A pre-quake retrofit might have limited damage and allowed a repair rather than a razing.
Photo: USGS
A pre-quake retrofit might have limited damage and allowed a repair rather than a razing.

While developed for San Francisco, the resilient-city concept of the nonprofit San Francisco Planning and Urban Research (SPUR) Association has “application anywhere a city is trying to deal with natural hazards,” said Chris Poland, chairman and CEO of Degenkolb Engineers, San Francisco, at the Loma Prieta Earthquake Commemorative Symposium, held on Oct. 17 in San Francisco on the quake’s 20th anniversary. At the meeting, Poland, a SPUR board member and a co-author of its Resilient City report, called on engineers to get involved with the fledgling initiative. It provides “a very realistic and fresh perspective on what we need to do and what can be done,” said Poland.

SPUR’s report defines a resilient city as having an ability to govern itself after a disaster. Resilient communities “adhere to building standards that allow the power, water and communication networks to begin operating again shortly after a disaster and that allow people to stay in their homes, travel where they need to be and resume a fairly normal living routine within weeks. [Resilient cities] are able to return to a ‘new’ normal within a few years,” says the report.

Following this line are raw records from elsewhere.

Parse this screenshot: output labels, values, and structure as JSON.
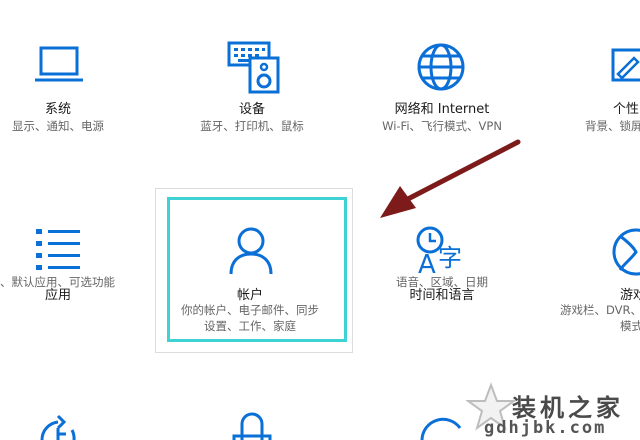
{
  "settings": {
    "tiles": [
      {
        "title": "系统",
        "desc": [
          "显示、通知、电源"
        ]
      },
      {
        "title": "设备",
        "desc": [
          "蓝牙、打印机、鼠标"
        ]
      },
      {
        "title": "网络和 Internet",
        "desc": [
          "Wi-Fi、飞行模式、VPN"
        ]
      },
      {
        "title": "个性",
        "desc": [
          "背景、锁屏"
        ]
      },
      {
        "title": "应用",
        "desc": [
          "、默认应用、可选功能"
        ]
      },
      {
        "title": "帐户",
        "desc": [
          "你的帐户、电子邮件、同步",
          "设置、工作、家庭"
        ]
      },
      {
        "title": "时间和语言",
        "desc": [
          "语音、区域、日期"
        ]
      },
      {
        "title": "游戏",
        "desc": [
          "游戏栏、DVR、",
          "模式"
        ]
      }
    ]
  },
  "icons": {
    "system": "laptop-icon",
    "devices": "keyboard-speaker-icon",
    "network": "globe-icon",
    "personalization": "paint-icon",
    "apps": "apps-list-icon",
    "accounts": "person-icon",
    "time_language": "clock-language-icon",
    "gaming": "xbox-icon"
  },
  "colors": {
    "accent": "#0a6fd6",
    "focus_border": "#3fd2d4",
    "arrow": "#7d1a1a"
  },
  "watermark": {
    "title": "装机之家",
    "url": "gdhjbk.com"
  }
}
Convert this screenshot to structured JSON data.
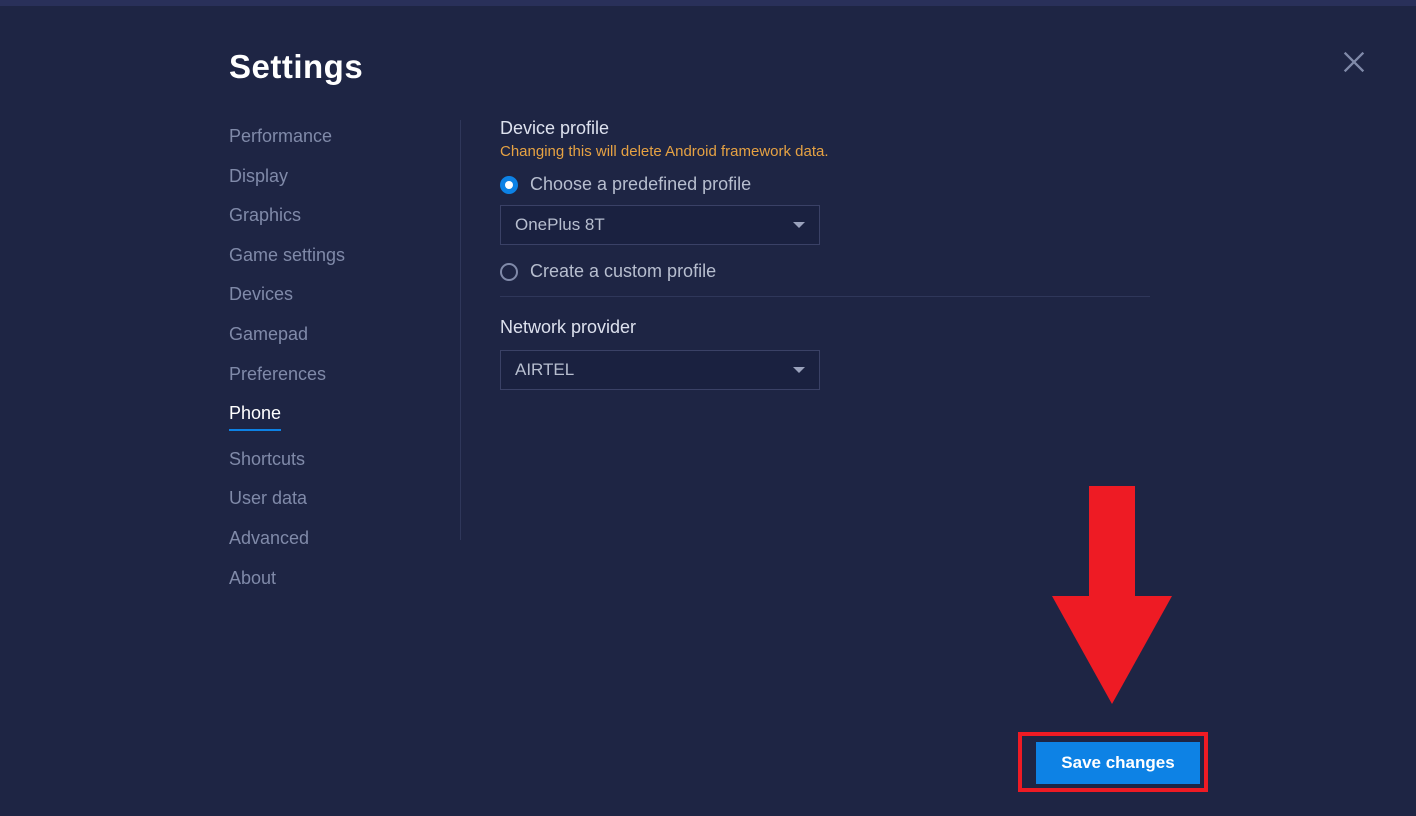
{
  "title": "Settings",
  "sidebar": {
    "items": [
      {
        "label": "Performance"
      },
      {
        "label": "Display"
      },
      {
        "label": "Graphics"
      },
      {
        "label": "Game settings"
      },
      {
        "label": "Devices"
      },
      {
        "label": "Gamepad"
      },
      {
        "label": "Preferences"
      },
      {
        "label": "Phone"
      },
      {
        "label": "Shortcuts"
      },
      {
        "label": "User data"
      },
      {
        "label": "Advanced"
      },
      {
        "label": "About"
      }
    ],
    "active_index": 7
  },
  "device_profile": {
    "title": "Device profile",
    "warning": "Changing this will delete Android framework data.",
    "option_predefined": "Choose a predefined profile",
    "option_custom": "Create a custom profile",
    "selected_option": "predefined",
    "predefined_value": "OnePlus 8T"
  },
  "network_provider": {
    "title": "Network provider",
    "value": "AIRTEL"
  },
  "buttons": {
    "save": "Save changes"
  },
  "annotation": {
    "arrow_target": "save-changes-button",
    "arrow_color": "#ee1b24"
  }
}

Initiative has “application anywhere a city is trying to deal with natural hazards.”
— Chris Poland, Degenkolb Engineers

SPUR has laid out performance goals for a disaster-resilient city, including defining performance measures and vulnerability by occupancy and building type. One big idea is to convince building owners and developers to go beyond current minimum-code requirements for life safety. Under the current system, buildings typically do not collapse completely, but they may be damaged beyond repair.

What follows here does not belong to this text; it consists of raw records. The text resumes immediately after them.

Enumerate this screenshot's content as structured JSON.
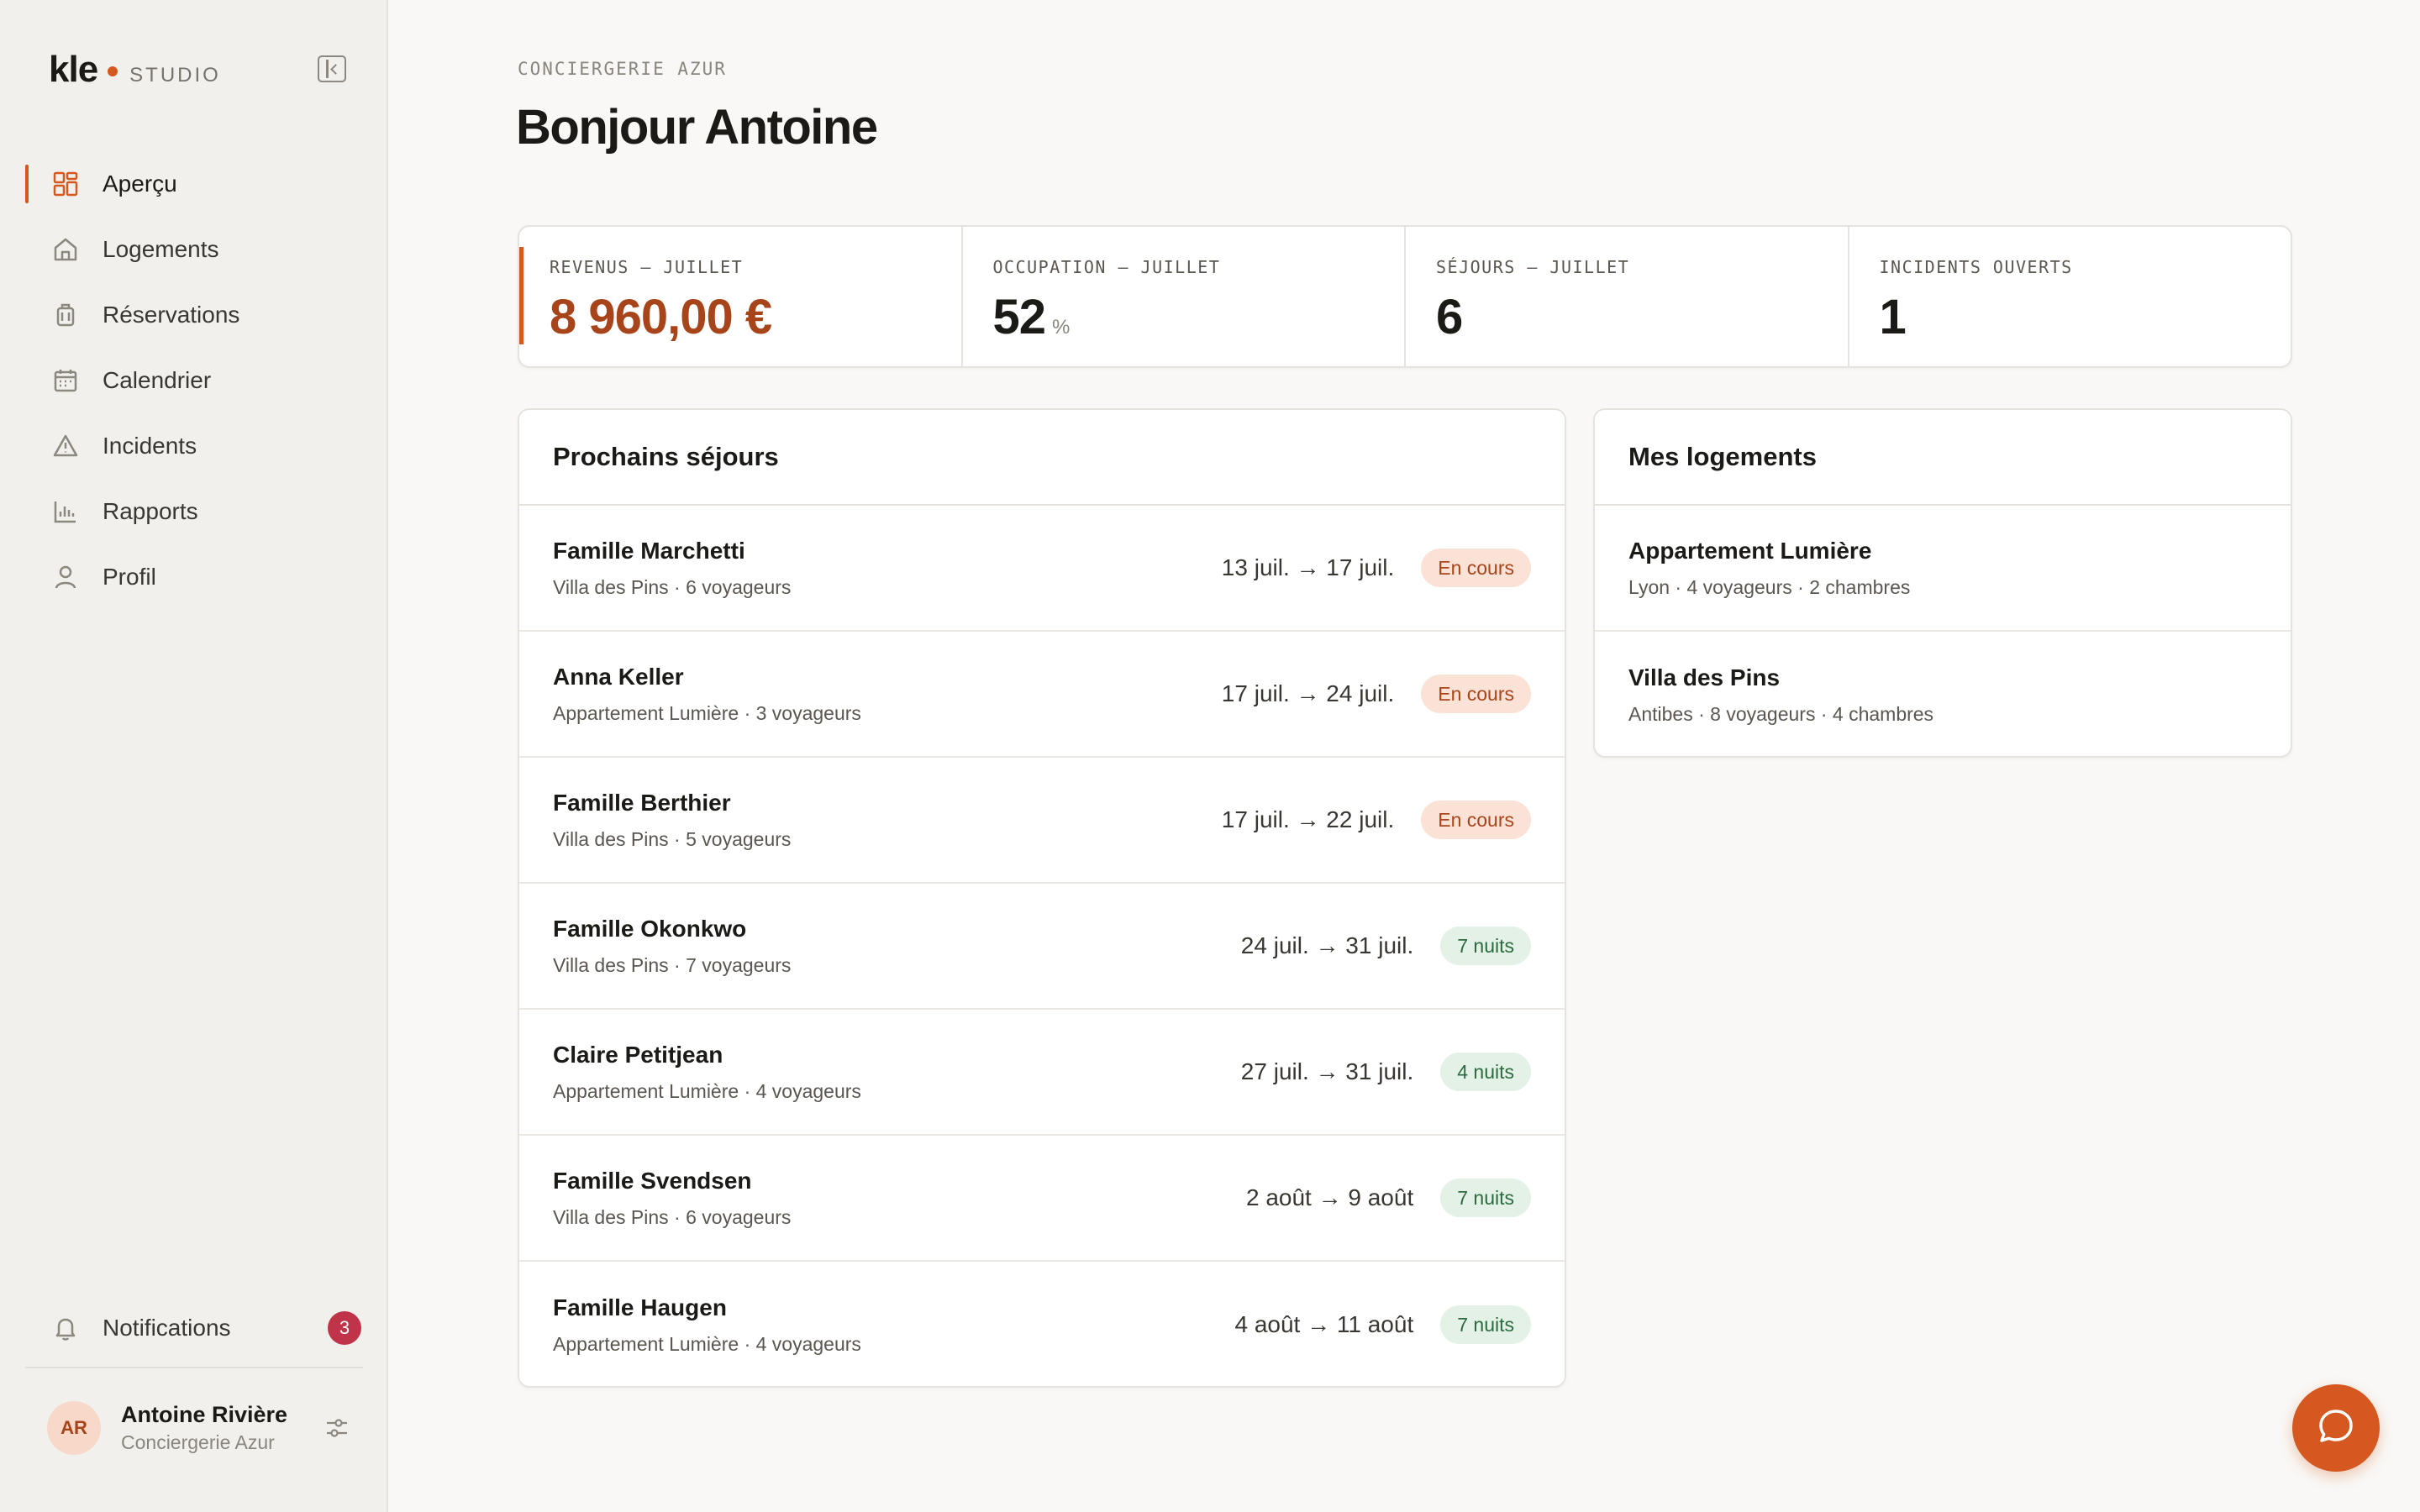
{
  "brand": {
    "name": "kle",
    "product": "STUDIO",
    "accent": "#d4581f"
  },
  "sidebar": {
    "items": [
      {
        "label": "Aperçu",
        "icon": "grid-icon",
        "active": true
      },
      {
        "label": "Logements",
        "icon": "home-icon"
      },
      {
        "label": "Réservations",
        "icon": "luggage-icon"
      },
      {
        "label": "Calendrier",
        "icon": "calendar-icon"
      },
      {
        "label": "Incidents",
        "icon": "alert-triangle-icon"
      },
      {
        "label": "Rapports",
        "icon": "bar-chart-icon"
      },
      {
        "label": "Profil",
        "icon": "user-icon"
      }
    ],
    "notifications": {
      "label": "Notifications",
      "count": "3",
      "icon": "bell-icon"
    },
    "user": {
      "initials": "AR",
      "name": "Antoine Rivière",
      "org": "Conciergerie Azur",
      "icon": "sliders-icon"
    }
  },
  "header": {
    "eyebrow": "CONCIERGERIE AZUR",
    "title": "Bonjour Antoine"
  },
  "stats": [
    {
      "label": "REVENUS — JUILLET",
      "value": "8 960,00 €",
      "unit": ""
    },
    {
      "label": "OCCUPATION — JUILLET",
      "value": "52",
      "unit": "%"
    },
    {
      "label": "SÉJOURS — JUILLET",
      "value": "6",
      "unit": ""
    },
    {
      "label": "INCIDENTS OUVERTS",
      "value": "1",
      "unit": ""
    }
  ],
  "upcoming": {
    "title": "Prochains séjours",
    "rows": [
      {
        "guest": "Famille Marchetti",
        "detail": "Villa des Pins · 6 voyageurs",
        "dates": "13 juil. → 17 juil.",
        "status": "En cours",
        "kind": "current"
      },
      {
        "guest": "Anna Keller",
        "detail": "Appartement Lumière · 3 voyageurs",
        "dates": "17 juil. → 24 juil.",
        "status": "En cours",
        "kind": "current"
      },
      {
        "guest": "Famille Berthier",
        "detail": "Villa des Pins · 5 voyageurs",
        "dates": "17 juil. → 22 juil.",
        "status": "En cours",
        "kind": "current"
      },
      {
        "guest": "Famille Okonkwo",
        "detail": "Villa des Pins · 7 voyageurs",
        "dates": "24 juil. → 31 juil.",
        "status": "7 nuits",
        "kind": "nights"
      },
      {
        "guest": "Claire Petitjean",
        "detail": "Appartement Lumière · 4 voyageurs",
        "dates": "27 juil. → 31 juil.",
        "status": "4 nuits",
        "kind": "nights"
      },
      {
        "guest": "Famille Svendsen",
        "detail": "Villa des Pins · 6 voyageurs",
        "dates": "2 août → 9 août",
        "status": "7 nuits",
        "kind": "nights"
      },
      {
        "guest": "Famille Haugen",
        "detail": "Appartement Lumière · 4 voyageurs",
        "dates": "4 août → 11 août",
        "status": "7 nuits",
        "kind": "nights"
      }
    ]
  },
  "homes": {
    "title": "Mes logements",
    "rows": [
      {
        "name": "Appartement Lumière",
        "detail": "Lyon · 4 voyageurs · 2 chambres"
      },
      {
        "name": "Villa des Pins",
        "detail": "Antibes · 8 voyageurs · 4 chambres"
      }
    ]
  },
  "chat": {
    "icon": "chat-bubble-icon"
  }
}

“We are not recommending that all facilities be upgraded without regard to cost,” said Poland. “Rather, our intent is to require only those improvements needed to assure a quick recovery—or the level of resilience desired for each stage of recovery,” he added.

In general, the structural engineer’s role in seismic design is moving away from predicting damage and toward risk management and what the level of damage means to different stakeholders, said David Bonowitz, a local structural engineer. Damage is measured three ways: safety (deaths), economic impact (dollars) and continuity (down time), he added.

Bonowitz said most seismic retrofits are done to limit the economic impact of an event. It costs $3 to $12 per sq ft to retrofit a building, which is about 20 times less than replacement, said Lindsey Maclise, an engineer with Forell/Elsesser Engineers Inc., San Francisco, at the Third International Conference on Advances in Experimental Structural Engineering, organized by the Pacific Earthquake Engineering Research (PEER) Center.

Retrofits, especially for vulnerable buildings with unreinforced masonry or stilts to provide first-level parking, also are viewed as a sustainable way to limit the amount of material going to landfills after a quake, agreed speakers at PEER’s Oct. 15-16 event, also in San Francisco.